My favorite adjustments in On1 Effects are the Amazing Detail Finder located under the sharpening tab and clarity under the tone enhancement tab. I find that these two adjustments bring out details in my images that I may have not noticed.
I use a Nikon D800E DSLR and shoot in RAW. The image above was taken with a Tamron 28 -75mm f/2.8 lens. My settings were ISO 320, f/11, 28mm, 1/160 sec. The light was behind me and it was about 4:00 in the afternoon. While I was happy with my original image I decided to work with it in On1 Effects. I used the adjustments I mentioned above and then worked on the highlights and shadows. On1 works similar to Photoshop in that you can make adjustments in different layers and if you are not happy with the change you can always go back and change or delete the layer. I also added a leather texture to the image which created a warm feel.
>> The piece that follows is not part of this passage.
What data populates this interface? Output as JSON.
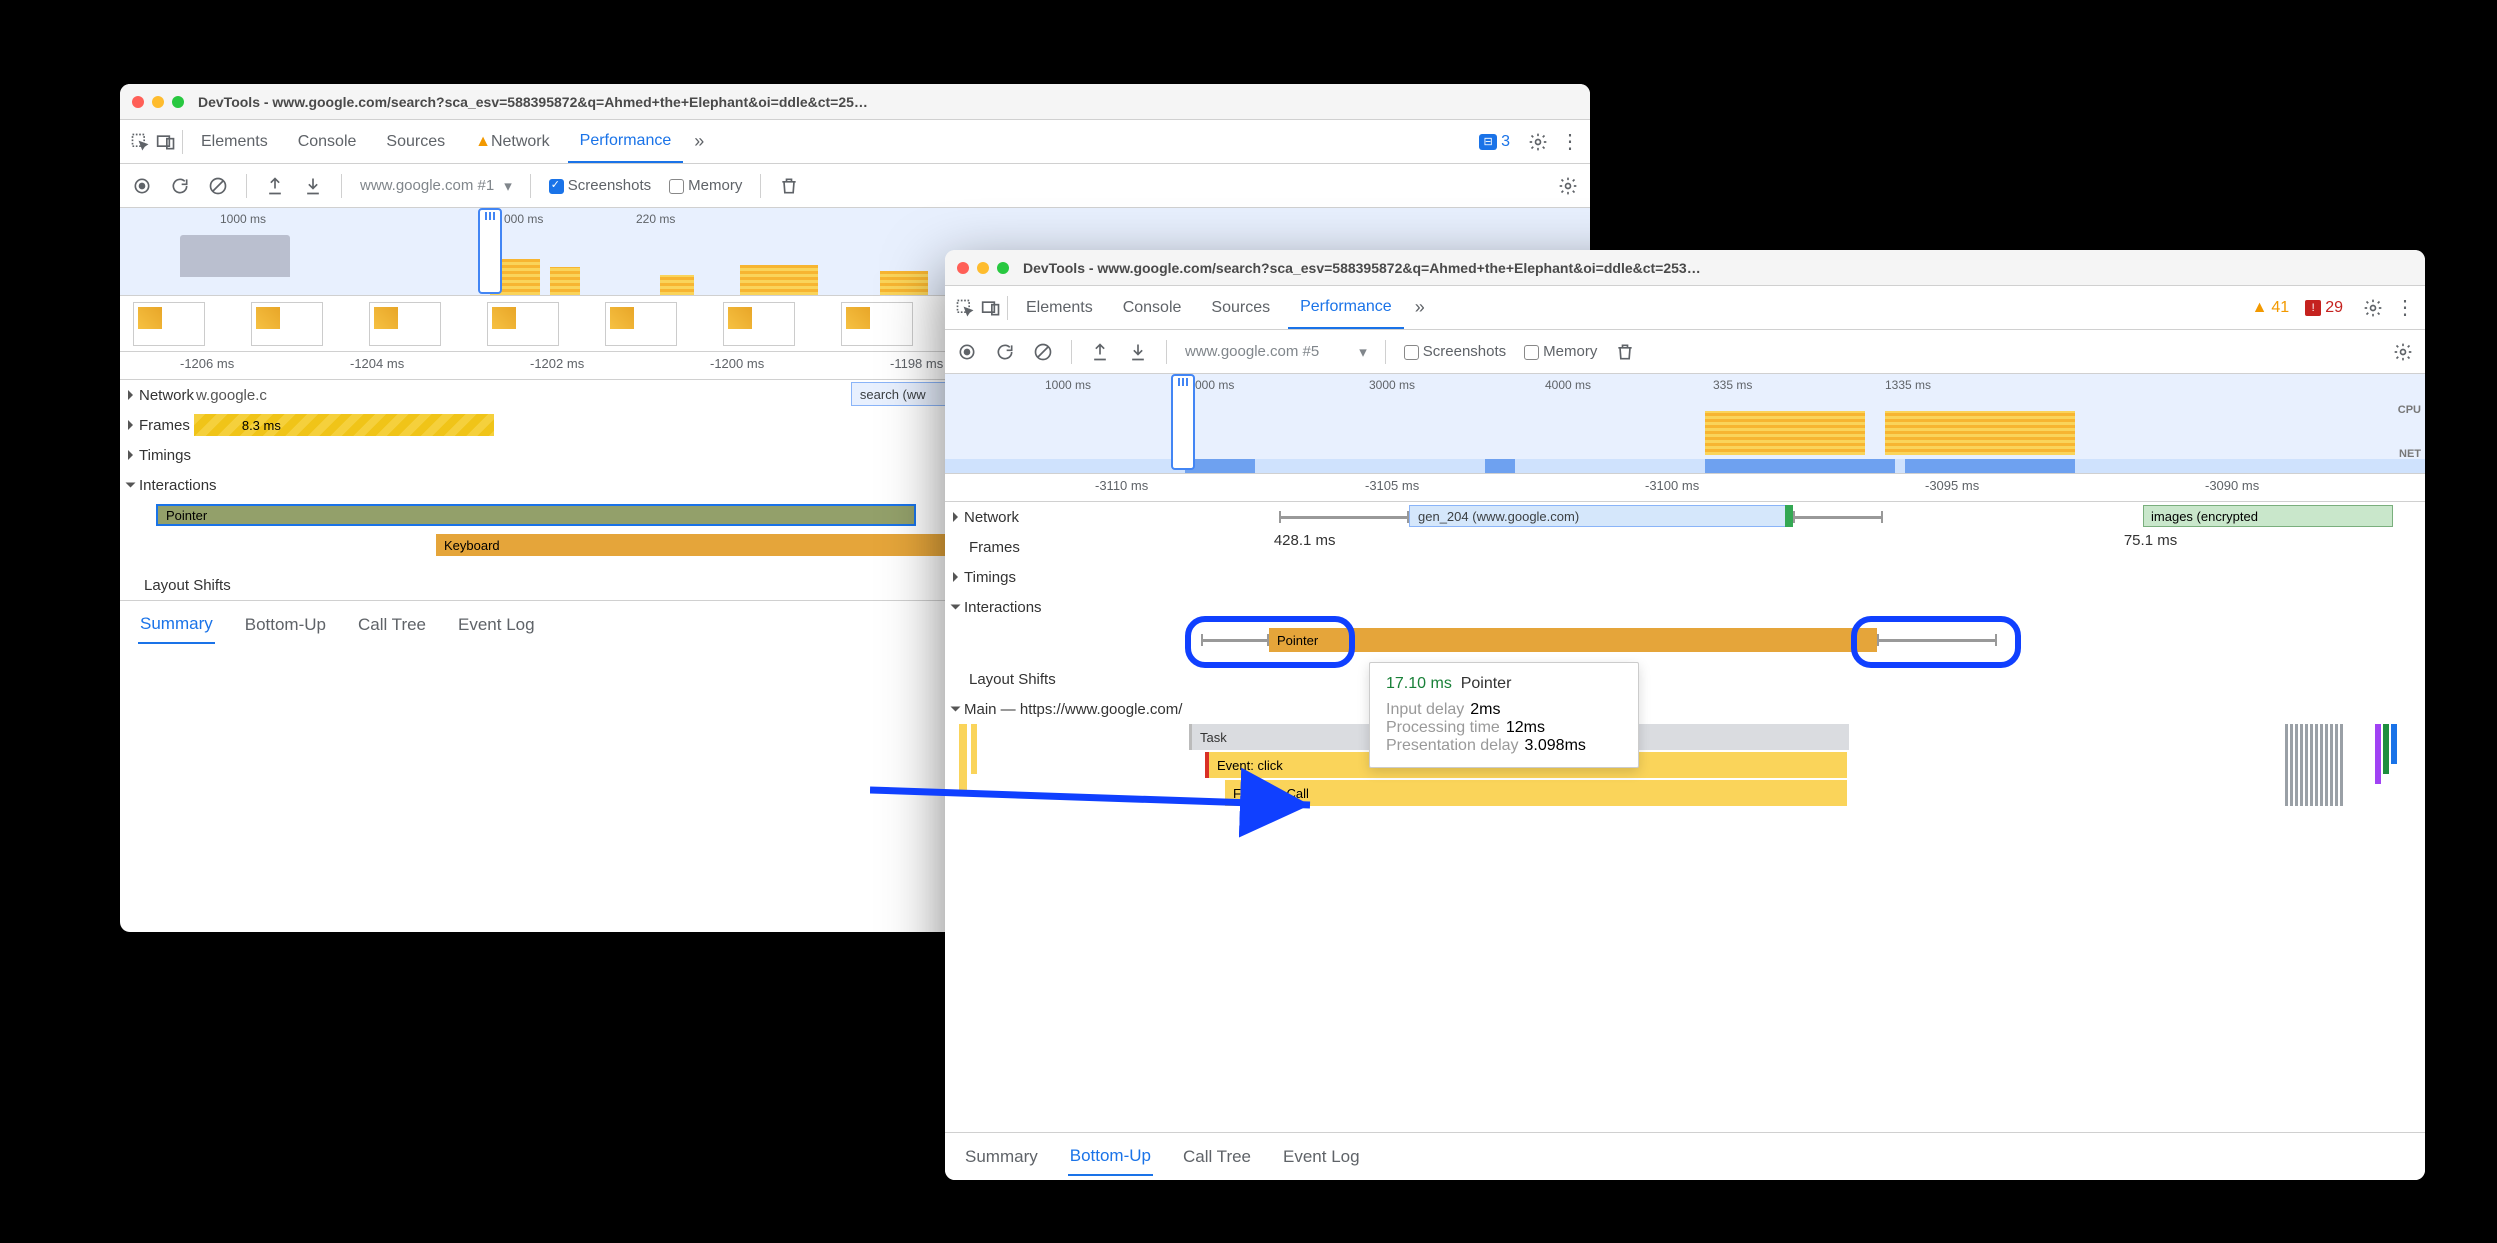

When I photograph a landscape with an older structure, such as this grist mill, I prefer to age the photograph to give it character.
The image on the left is what was captured out of the camera. On the right I used the On1 Effects to pull out the detail in the bricks and to give the image a more surreal look. The time of day I captured my images made the reds pop. My settings were the same as in the images above. After I adjust in O1, it saves it back into my Lightroom catalog and I can
This is a collection of bottles in a potting shed. I thought this made a nice grouping. I did not move anything, just photographed it “as is”. My settings were ISO 800, f/4.0, 1/125, at 38mm with a Tamron 28 – 300mm. I like how the coarse detail in the wood was revealed using the Amazing Detail Finder. I also used a subtle HDR look in this image. I like photographs with lots of texture.
Many times On1 offers the On1 Effects module as a trial; that’s how I started. In the full suite they had enhance, portrait, resize, and B&W modules, too. I have used all of these at one time or another. What I like about On1 is it’s ease of use. I have produced several images with On1 that have been in exhibits, competitions, and have won awards.
Thanks for reading! Photography provides infinite opportunities for learning!